On April 16, 2013, the Department of Justice announced that Amgen Inc. (“Amgen”) had entered into a settlement with federal and state agencies to resolve allegations in a qui tam action involving its biologic product Aranesp, an anemia medication. The civil settlement requires Amgen to pay $24.9 million for conduct from September 1, 2003 through December 31, 2012.
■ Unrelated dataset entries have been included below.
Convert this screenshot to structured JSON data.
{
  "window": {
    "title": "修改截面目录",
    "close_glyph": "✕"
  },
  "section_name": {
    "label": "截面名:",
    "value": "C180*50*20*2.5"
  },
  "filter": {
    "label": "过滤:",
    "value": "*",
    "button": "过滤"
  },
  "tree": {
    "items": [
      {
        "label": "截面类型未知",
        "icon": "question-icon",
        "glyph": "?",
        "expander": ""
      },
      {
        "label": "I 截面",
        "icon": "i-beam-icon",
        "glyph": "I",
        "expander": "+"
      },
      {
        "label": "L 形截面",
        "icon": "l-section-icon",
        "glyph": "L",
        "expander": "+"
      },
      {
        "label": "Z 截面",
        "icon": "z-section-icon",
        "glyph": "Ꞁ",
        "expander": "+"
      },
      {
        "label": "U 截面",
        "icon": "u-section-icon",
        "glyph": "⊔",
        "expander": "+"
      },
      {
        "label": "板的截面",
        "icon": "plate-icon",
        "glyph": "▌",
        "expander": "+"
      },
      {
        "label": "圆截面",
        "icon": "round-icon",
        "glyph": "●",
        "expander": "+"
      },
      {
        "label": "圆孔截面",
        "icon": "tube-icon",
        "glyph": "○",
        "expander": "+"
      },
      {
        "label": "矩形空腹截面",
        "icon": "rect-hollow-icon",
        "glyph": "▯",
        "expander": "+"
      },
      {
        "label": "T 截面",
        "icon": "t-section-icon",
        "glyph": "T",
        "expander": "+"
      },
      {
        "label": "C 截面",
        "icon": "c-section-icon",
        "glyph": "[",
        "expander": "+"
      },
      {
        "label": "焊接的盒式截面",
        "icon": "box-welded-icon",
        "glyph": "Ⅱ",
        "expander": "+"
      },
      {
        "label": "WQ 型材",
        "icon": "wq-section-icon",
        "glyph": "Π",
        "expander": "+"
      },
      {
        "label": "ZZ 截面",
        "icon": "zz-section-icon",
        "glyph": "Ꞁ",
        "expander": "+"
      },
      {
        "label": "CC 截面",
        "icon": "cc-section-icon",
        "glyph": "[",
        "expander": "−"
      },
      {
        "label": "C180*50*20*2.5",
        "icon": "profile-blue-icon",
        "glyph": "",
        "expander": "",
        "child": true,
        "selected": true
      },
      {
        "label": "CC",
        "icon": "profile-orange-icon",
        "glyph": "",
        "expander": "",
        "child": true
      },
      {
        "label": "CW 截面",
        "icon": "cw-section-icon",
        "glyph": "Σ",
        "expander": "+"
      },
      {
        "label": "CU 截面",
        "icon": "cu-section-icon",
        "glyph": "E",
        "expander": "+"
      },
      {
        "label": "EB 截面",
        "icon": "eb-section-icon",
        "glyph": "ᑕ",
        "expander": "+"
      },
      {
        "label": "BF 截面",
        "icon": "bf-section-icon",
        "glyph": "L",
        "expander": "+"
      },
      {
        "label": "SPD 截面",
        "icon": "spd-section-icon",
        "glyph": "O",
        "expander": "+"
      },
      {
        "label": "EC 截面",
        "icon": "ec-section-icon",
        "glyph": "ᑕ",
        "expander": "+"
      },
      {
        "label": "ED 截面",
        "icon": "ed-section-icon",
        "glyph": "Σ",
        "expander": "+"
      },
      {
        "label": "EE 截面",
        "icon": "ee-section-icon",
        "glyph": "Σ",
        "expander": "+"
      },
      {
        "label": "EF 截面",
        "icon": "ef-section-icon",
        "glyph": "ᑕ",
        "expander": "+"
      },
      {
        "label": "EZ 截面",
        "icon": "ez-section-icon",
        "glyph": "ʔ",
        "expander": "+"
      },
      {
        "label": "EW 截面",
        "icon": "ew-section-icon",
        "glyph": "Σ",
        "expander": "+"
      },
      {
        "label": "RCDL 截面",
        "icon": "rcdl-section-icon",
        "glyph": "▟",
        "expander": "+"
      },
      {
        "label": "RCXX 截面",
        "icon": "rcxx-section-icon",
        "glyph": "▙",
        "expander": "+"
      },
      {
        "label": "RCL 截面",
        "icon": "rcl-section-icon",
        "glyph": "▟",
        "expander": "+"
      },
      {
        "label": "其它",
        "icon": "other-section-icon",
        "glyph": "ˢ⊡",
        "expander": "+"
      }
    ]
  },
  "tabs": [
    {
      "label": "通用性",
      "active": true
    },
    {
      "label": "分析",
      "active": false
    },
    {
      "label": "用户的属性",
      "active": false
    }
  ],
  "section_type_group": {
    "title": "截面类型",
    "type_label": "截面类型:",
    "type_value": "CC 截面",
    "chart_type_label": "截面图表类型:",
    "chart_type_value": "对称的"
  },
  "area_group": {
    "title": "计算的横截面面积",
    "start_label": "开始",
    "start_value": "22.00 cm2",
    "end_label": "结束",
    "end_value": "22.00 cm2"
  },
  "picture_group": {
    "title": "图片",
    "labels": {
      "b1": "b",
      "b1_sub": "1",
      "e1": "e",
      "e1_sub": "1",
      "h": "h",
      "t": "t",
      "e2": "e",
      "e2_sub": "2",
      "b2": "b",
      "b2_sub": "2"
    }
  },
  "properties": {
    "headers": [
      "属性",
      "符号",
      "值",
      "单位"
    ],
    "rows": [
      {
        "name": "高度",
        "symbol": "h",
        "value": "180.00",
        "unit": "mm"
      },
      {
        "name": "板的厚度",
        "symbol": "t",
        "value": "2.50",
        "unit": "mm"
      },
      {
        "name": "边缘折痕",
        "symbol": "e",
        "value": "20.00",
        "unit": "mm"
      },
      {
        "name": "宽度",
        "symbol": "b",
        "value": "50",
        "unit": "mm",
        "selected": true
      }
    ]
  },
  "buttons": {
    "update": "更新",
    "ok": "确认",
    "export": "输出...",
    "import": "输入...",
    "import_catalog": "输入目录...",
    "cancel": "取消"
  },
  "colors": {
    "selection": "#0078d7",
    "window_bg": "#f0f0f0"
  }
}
The complaint against Amgen had been filed by a former company employee in the U.S. District Court for the District of South Carolina and the government had intervened in the litigation. The government alleged that Amgen made available and paid to long-term care pharmacy providers Omnicare, Inc., PharMerica Corporation, and Kindred Healthcare Inc. (collectively, the “LTC providers”) market-share and volume-based rebates, as well as grants, honoraria, speaker fees, consulting services, dinners, travel and purchase of unnecessary data, all related to Aranesp, and that these payments amounted to “kickbacks” under the False Claims Act. The government also asserted that Amgen’s therapeutic interchange programs improperly encouraged the “switching” of patients using competitor drugs to Aranesp. Noting the alleged efforts by Amgen to expand its market, the government alleged that Amgen pressured the consultant pharmacists employed by the LTC providers to recommend Aranesp to patients who had not been previously diagnosed or had a medical history with anemia associated with chronic renal failure and exhibited no outward signs of anemia associated with chronic renal failure. Amgen allegedly promoted the use of protocols, distributing materials and sponsoring programs designed to promote the use of the product outside the approved labeling for Aranesp.
The matter was settled to compromise disputed claims and with the express acknowledgement that Amgen was not admitting liability and the government was not admitting that its claims were not well-founded.